Mother of Bathurst bus crash victim still fighting for change nine years after tragedy
January 12 is always a solemn anniversary in New Brunswick, since a bus crash killed seven members of the Bathurst High School basketball team and the coach's wife when their van collided with a transport truck. Since that day, family members, and those who support them, have pushed for change in New Brunswick.
Isabelle Hains, mother of victim Daniel Hains, passed on nearly 2,000 questions to a Crown prosecutor during the 2009 inquest into the tragedy. Families couldn't get standing at the coroner’s inquest, leaving many of their questions unanswered - something she says still hasn't changed.
Hains' group, 'Van Angels,' has fought for the government to update the New Brunswick Coroners Act, and she still remembers feeling shut out of the Bathurst inquest whenever she sees another family in the same situation.
“I just feel for them, I say, ‘Oh my gosh, if they only knew what they have to go through to get the answers they want,’” says Hains.
“It's unbelievable that we're still dealing with a Coroner's Act that doesn't do so many things for the living and for the dead,” says Van Angels member Melynda Jarratt. “If its aim is to protect the living, I don't think it achieves its goal.”
David O'Brien, a past president of New Brunswick Bar Association, has spent more than a decade pushing for an overhaul of the New Brunswick Coroners Act, fighting to give families and other groups legal standing when it comes to coroner's inquests.

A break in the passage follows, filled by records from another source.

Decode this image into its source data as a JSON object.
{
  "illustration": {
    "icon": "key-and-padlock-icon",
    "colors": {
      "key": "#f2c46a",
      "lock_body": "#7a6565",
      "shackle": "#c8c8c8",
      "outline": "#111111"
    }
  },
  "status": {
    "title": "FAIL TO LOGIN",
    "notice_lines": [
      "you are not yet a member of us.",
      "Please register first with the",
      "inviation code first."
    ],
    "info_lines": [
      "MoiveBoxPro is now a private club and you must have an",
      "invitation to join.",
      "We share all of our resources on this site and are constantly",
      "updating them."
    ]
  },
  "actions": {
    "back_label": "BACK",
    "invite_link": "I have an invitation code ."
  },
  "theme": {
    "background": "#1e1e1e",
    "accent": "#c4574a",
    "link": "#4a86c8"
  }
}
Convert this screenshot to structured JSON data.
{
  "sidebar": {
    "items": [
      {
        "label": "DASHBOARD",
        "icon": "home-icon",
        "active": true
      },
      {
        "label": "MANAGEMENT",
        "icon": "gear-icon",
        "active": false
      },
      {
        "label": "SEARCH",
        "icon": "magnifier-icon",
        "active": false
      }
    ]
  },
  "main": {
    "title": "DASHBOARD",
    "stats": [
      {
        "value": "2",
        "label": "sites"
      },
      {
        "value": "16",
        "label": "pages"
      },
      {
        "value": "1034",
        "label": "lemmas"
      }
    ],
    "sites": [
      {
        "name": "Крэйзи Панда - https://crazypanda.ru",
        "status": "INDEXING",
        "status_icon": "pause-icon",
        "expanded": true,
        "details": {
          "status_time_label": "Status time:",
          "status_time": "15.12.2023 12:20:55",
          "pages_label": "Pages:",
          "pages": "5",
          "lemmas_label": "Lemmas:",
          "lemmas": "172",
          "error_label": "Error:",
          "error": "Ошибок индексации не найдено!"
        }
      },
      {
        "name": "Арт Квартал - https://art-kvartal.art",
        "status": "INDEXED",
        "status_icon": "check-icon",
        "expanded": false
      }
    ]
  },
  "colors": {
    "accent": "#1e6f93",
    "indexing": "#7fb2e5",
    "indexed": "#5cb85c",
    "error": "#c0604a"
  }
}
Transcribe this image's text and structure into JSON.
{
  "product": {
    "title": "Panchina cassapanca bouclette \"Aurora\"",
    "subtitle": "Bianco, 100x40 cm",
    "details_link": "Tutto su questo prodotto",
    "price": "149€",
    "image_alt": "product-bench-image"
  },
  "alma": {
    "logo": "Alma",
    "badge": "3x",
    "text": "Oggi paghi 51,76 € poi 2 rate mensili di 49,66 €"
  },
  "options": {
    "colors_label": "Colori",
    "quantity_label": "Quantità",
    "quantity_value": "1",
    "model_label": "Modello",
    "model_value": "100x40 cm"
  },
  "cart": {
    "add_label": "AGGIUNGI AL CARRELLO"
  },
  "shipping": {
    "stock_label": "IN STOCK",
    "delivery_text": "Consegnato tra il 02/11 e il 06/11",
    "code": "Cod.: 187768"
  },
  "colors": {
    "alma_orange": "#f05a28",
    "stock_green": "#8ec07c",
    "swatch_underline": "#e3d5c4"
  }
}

“I think we should take another kick at the can,” says O'Brien. “We're the only jurisdiction in the country that does not permit that. All other jurisdictions have agreed it's a good idea and implemented it, some of them, like Ontario, as long ago as the 1970s.”
Legal standing gives interested parties the right to hire their own lawyers, call witnesses, and ask questions during an inquest.

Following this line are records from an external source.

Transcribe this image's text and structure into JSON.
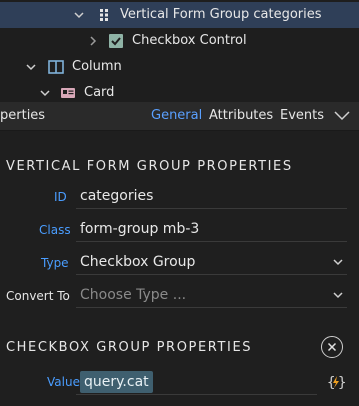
{
  "tree": {
    "items": [
      {
        "label": "Vertical Form Group categories",
        "icon": "grid-dots-icon",
        "selected": true
      },
      {
        "label": "Checkbox Control",
        "icon": "checkbox-icon"
      },
      {
        "label": "Column",
        "icon": "column-layout-icon"
      },
      {
        "label": "Card",
        "icon": "card-icon"
      }
    ]
  },
  "tabs": {
    "truncated_title": "perties",
    "items": [
      "General",
      "Attributes",
      "Events"
    ],
    "active": "General"
  },
  "sections": {
    "vertical_form_group": {
      "title": "VERTICAL FORM GROUP PROPERTIES",
      "fields": {
        "id": {
          "label": "ID",
          "value": "categories"
        },
        "class": {
          "label": "Class",
          "value": "form-group mb-3"
        },
        "type": {
          "label": "Type",
          "value": "Checkbox Group"
        },
        "convert_to": {
          "label": "Convert To",
          "placeholder": "Choose Type ..."
        }
      }
    },
    "checkbox_group": {
      "title": "CHECKBOX GROUP PROPERTIES",
      "fields": {
        "value": {
          "label": "Value",
          "value": "query.cat"
        }
      }
    }
  },
  "colors": {
    "accent": "#4a9dff",
    "selected_row": "#2f3f58",
    "background": "#1e1e1e",
    "pill": "#3f5f6f"
  }
}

“It comes from a different perspective if you have members of the family who can ask their own questions rather than having to pass notes to a Crown prosecutor,” says O'Brien.

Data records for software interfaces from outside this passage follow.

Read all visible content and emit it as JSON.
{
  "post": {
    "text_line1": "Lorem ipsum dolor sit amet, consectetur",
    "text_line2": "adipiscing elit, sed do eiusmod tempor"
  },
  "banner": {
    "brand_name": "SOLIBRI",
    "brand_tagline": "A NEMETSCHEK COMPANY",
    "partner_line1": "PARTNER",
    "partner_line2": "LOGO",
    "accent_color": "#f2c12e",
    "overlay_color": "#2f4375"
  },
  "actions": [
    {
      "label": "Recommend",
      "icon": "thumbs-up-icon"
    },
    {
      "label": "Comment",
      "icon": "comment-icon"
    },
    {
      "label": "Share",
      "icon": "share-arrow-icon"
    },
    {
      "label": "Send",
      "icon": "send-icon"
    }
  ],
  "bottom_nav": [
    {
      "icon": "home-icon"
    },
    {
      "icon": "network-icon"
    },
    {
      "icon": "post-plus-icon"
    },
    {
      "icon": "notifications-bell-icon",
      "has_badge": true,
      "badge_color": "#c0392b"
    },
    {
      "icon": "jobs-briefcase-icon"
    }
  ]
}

Hains and Jarratt believe acts adopted by other provinces are more effective.
Moncton native Ashley Smith was the subject of an inquiry after her 2007 death in an Ontario jail.
Her family was able to gain legal standing in Ontario and participate in two inquests, which lawyers say was vital in obtaining the eventual verdict of homicide, rather than an accident.
In the years since the Smith inquiry, there are numerous examples of families fighting and failing to obtain legal standing in New Brunswick inquests - from the Serena Perry case in Saint John to the October inquest into the death of Dorchester inmate Glen Edward Wareham.
“2003, 2008, 2009, 2011, and I wrote the last letter in 2013 to whoever was in power in 2013!” says O'Brien. “Liberals, Conservatives, we never really got a principled response as to why they declined to do what's been done everywhere else in the country.”
The Bar Association hasn't requested that the Gallant government update the act, but feel change needs to come soon.
The Department of Justice and Public Safety did not respond to CTV's request for comment on Thursday.
With files from CTV Atlantic’s Cami Kepke